GOAL OF THE EXERCISE ->
When the string "badge" is part of a line in the data below, report the whole line.
*** LISTED ENTRIES
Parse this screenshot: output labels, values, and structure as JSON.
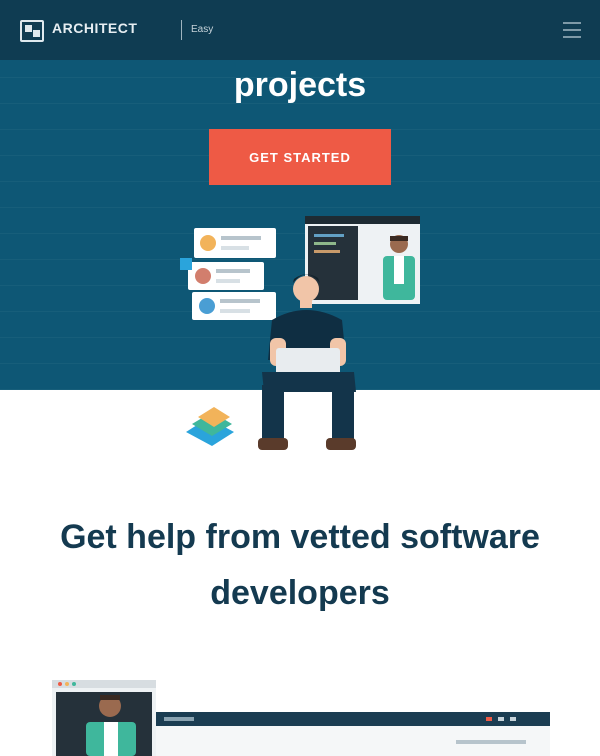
{
  "nav": {
    "brand": "ARCHITECT",
    "sub": "Easy",
    "menu_icon": "hamburger-menu-icon"
  },
  "hero": {
    "title": "projects",
    "cta_label": "GET STARTED"
  },
  "section": {
    "title": "Get help from vetted software developers"
  },
  "colors": {
    "nav_bg": "#0f3c52",
    "hero_bg": "#0e5775",
    "cta": "#ee5a45",
    "heading": "#143a50"
  }
}
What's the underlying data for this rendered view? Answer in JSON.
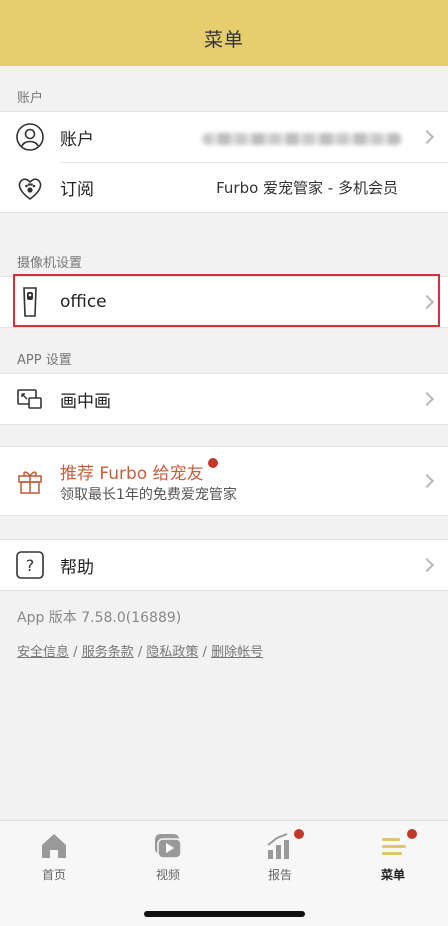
{
  "header": {
    "title": "菜单"
  },
  "account_section": {
    "label": "账户",
    "items": [
      {
        "label": "账户",
        "value": "",
        "icon": "user-icon"
      },
      {
        "label": "订阅",
        "value": "Furbo 爱宠管家 - 多机会员",
        "icon": "paw-heart-icon"
      }
    ]
  },
  "camera_section": {
    "label": "摄像机设置",
    "items": [
      {
        "label": "office",
        "icon": "camera-device-icon"
      }
    ]
  },
  "app_section": {
    "label": "APP 设置",
    "items": [
      {
        "label": "画中画",
        "icon": "picture-in-picture-icon"
      }
    ]
  },
  "promo": {
    "title": "推荐 Furbo 给宠友",
    "subtitle": "领取最长1年的免费爱宠管家",
    "icon": "gift-icon",
    "accent": "#c5603f"
  },
  "help": {
    "label": "帮助",
    "icon": "question-icon"
  },
  "footer": {
    "version": "App 版本 7.58.0(16889)",
    "links": [
      "安全信息",
      "服务条款",
      "隐私政策",
      "删除帐号"
    ],
    "separator": "/"
  },
  "tabbar": {
    "tabs": [
      {
        "label": "首页",
        "icon": "home-icon",
        "badge": false
      },
      {
        "label": "视频",
        "icon": "video-icon",
        "badge": false
      },
      {
        "label": "报告",
        "icon": "report-chart-icon",
        "badge": true
      },
      {
        "label": "菜单",
        "icon": "menu-icon",
        "badge": true,
        "active": true
      }
    ]
  },
  "colors": {
    "header": "#e6cd6e",
    "highlight": "#d1333a",
    "badge": "#c0392b"
  }
}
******
RESULT OF THE TASK ->
        "badge": false
        "badge": false
        "badge": true
        "badge": true,
    "badge": "#c0392b"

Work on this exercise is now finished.